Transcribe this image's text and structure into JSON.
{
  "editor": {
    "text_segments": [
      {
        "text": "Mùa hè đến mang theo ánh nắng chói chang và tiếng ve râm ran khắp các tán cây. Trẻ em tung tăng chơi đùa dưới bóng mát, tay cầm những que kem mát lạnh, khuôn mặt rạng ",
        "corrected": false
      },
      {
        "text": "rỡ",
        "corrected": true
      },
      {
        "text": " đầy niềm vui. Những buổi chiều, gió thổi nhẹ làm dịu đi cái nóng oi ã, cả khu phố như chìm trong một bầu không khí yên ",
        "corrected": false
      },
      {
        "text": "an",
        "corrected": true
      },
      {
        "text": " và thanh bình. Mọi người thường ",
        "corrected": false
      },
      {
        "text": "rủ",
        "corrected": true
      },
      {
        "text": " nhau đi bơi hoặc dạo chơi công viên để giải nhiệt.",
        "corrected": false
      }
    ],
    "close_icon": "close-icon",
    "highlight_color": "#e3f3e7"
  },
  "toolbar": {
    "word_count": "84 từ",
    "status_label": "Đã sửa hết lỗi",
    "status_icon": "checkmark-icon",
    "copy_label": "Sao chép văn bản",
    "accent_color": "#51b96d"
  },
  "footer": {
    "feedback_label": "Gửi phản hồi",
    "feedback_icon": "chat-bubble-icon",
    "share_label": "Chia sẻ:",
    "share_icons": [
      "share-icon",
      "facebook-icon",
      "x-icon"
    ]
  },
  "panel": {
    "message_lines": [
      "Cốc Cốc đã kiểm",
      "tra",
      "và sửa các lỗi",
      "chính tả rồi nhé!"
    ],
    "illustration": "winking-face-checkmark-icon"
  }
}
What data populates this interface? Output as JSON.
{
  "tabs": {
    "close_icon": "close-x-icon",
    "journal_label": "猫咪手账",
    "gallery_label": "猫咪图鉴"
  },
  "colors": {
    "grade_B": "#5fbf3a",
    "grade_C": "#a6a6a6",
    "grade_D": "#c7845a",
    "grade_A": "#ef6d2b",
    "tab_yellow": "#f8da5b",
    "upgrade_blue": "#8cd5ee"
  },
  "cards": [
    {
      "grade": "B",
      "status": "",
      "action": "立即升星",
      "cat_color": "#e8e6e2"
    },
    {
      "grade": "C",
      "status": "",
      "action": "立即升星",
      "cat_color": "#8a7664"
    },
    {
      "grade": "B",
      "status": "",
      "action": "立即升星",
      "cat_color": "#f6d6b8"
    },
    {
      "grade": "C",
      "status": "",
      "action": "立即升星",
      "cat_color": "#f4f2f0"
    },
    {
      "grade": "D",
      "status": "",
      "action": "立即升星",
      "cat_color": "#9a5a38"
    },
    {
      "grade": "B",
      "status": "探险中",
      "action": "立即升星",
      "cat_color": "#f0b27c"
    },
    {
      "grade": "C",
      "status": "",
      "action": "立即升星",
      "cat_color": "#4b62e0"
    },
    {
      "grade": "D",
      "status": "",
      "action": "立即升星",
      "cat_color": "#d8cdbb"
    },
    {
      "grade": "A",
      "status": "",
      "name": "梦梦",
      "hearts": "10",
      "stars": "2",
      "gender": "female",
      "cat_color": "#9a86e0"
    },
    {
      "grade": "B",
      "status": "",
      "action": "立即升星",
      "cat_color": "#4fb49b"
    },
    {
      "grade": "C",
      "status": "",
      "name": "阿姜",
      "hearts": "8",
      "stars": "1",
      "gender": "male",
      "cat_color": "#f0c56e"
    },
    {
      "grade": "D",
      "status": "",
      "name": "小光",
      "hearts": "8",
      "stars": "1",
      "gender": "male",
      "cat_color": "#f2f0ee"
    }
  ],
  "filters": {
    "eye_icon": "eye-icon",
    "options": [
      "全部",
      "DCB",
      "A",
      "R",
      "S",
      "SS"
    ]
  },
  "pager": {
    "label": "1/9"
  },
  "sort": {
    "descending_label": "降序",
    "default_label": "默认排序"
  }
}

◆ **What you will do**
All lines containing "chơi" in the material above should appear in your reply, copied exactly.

◆ **Reply to the exercise**
        "text": "Mùa hè đến mang theo ánh nắng chói chang và tiếng ve râm ran khắp các tán cây. Trẻ em tung tăng chơi đùa dưới bóng mát, tay cầm những que kem mát lạnh, khuôn mặt rạng ",
        "text": " nhau đi bơi hoặc dạo chơi công viên để giải nhiệt.",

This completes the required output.